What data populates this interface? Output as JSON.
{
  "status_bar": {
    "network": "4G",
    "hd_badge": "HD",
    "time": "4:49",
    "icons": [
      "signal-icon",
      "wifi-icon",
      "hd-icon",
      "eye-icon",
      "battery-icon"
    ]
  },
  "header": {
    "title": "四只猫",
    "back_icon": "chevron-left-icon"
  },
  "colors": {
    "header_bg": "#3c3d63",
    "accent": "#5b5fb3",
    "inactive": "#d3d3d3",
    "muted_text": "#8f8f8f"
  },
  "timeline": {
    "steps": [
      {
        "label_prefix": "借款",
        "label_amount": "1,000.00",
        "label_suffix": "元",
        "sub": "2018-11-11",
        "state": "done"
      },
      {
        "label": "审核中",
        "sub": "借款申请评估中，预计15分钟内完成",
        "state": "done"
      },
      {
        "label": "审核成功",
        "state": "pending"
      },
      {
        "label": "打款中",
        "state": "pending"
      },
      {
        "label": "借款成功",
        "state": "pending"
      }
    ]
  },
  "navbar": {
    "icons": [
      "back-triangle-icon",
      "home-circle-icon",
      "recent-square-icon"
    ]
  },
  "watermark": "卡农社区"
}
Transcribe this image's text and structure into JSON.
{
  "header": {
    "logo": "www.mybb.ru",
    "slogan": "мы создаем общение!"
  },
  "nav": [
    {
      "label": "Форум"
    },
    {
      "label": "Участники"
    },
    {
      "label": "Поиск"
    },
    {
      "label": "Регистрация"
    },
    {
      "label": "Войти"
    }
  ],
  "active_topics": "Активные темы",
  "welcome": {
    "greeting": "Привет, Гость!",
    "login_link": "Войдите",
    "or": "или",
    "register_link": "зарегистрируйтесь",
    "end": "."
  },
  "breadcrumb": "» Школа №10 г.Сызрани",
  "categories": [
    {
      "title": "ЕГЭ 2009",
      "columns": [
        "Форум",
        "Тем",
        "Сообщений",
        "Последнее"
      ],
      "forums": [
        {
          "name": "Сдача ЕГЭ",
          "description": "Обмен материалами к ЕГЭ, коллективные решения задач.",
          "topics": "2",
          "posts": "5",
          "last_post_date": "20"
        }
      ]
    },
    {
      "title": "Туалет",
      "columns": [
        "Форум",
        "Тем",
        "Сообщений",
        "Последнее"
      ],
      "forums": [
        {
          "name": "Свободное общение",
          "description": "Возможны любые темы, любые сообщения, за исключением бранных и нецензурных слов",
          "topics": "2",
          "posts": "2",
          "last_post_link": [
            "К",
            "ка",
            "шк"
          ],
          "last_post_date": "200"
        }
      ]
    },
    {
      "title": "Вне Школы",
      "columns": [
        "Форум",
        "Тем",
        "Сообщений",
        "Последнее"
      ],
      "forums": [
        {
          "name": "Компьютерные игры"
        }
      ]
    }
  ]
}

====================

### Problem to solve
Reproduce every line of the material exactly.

### Problem solution
What data populates this interface? Output as JSON.
{
  "status_bar": {
    "network": "4G",
    "hd_badge": "HD",
    "time": "4:49",
    "icons": [
      "signal-icon",
      "wifi-icon",
      "hd-icon",
      "eye-icon",
      "battery-icon"
    ]
  },
  "header": {
    "title": "四只猫",
    "back_icon": "chevron-left-icon"
  },
  "colors": {
    "header_bg": "#3c3d63",
    "accent": "#5b5fb3",
    "inactive": "#d3d3d3",
    "muted_text": "#8f8f8f"
  },
  "timeline": {
    "steps": [
      {
        "label_prefix": "借款",
        "label_amount": "1,000.00",
        "label_suffix": "元",
        "sub": "2018-11-11",
        "state": "done"
      },
      {
        "label": "审核中",
        "sub": "借款申请评估中，预计15分钟内完成",
        "state": "done"
      },
      {
        "label": "审核成功",
        "state": "pending"
      },
      {
        "label": "打款中",
        "state": "pending"
      },
      {
        "label": "借款成功",
        "state": "pending"
      }
    ]
  },
  "navbar": {
    "icons": [
      "back-triangle-icon",
      "home-circle-icon",
      "recent-square-icon"
    ]
  },
  "watermark": "卡农社区"
}
Transcribe this image's text and structure into JSON.
{
  "header": {
    "logo": "www.mybb.ru",
    "slogan": "мы создаем общение!"
  },
  "nav": [
    {
      "label": "Форум"
    },
    {
      "label": "Участники"
    },
    {
      "label": "Поиск"
    },
    {
      "label": "Регистрация"
    },
    {
      "label": "Войти"
    }
  ],
  "active_topics": "Активные темы",
  "welcome": {
    "greeting": "Привет, Гость!",
    "login_link": "Войдите",
    "or": "или",
    "register_link": "зарегистрируйтесь",
    "end": "."
  },
  "breadcrumb": "» Школа №10 г.Сызрани",
  "categories": [
    {
      "title": "ЕГЭ 2009",
      "columns": [
        "Форум",
        "Тем",
        "Сообщений",
        "Последнее"
      ],
      "forums": [
        {
          "name": "Сдача ЕГЭ",
          "description": "Обмен материалами к ЕГЭ, коллективные решения задач.",
          "topics": "2",
          "posts": "5",
          "last_post_date": "20"
        }
      ]
    },
    {
      "title": "Туалет",
      "columns": [
        "Форум",
        "Тем",
        "Сообщений",
        "Последнее"
      ],
      "forums": [
        {
          "name": "Свободное общение",
          "description": "Возможны любые темы, любые сообщения, за исключением бранных и нецензурных слов",
          "topics": "2",
          "posts": "2",
          "last_post_link": [
            "К",
            "ка",
            "шк"
          ],
          "last_post_date": "200"
        }
      ]
    },
    {
      "title": "Вне Школы",
      "columns": [
        "Форум",
        "Тем",
        "Сообщений",
        "Последнее"
      ],
      "forums": [
        {
          "name": "Компьютерные игры"
        }
      ]
    }
  ]
}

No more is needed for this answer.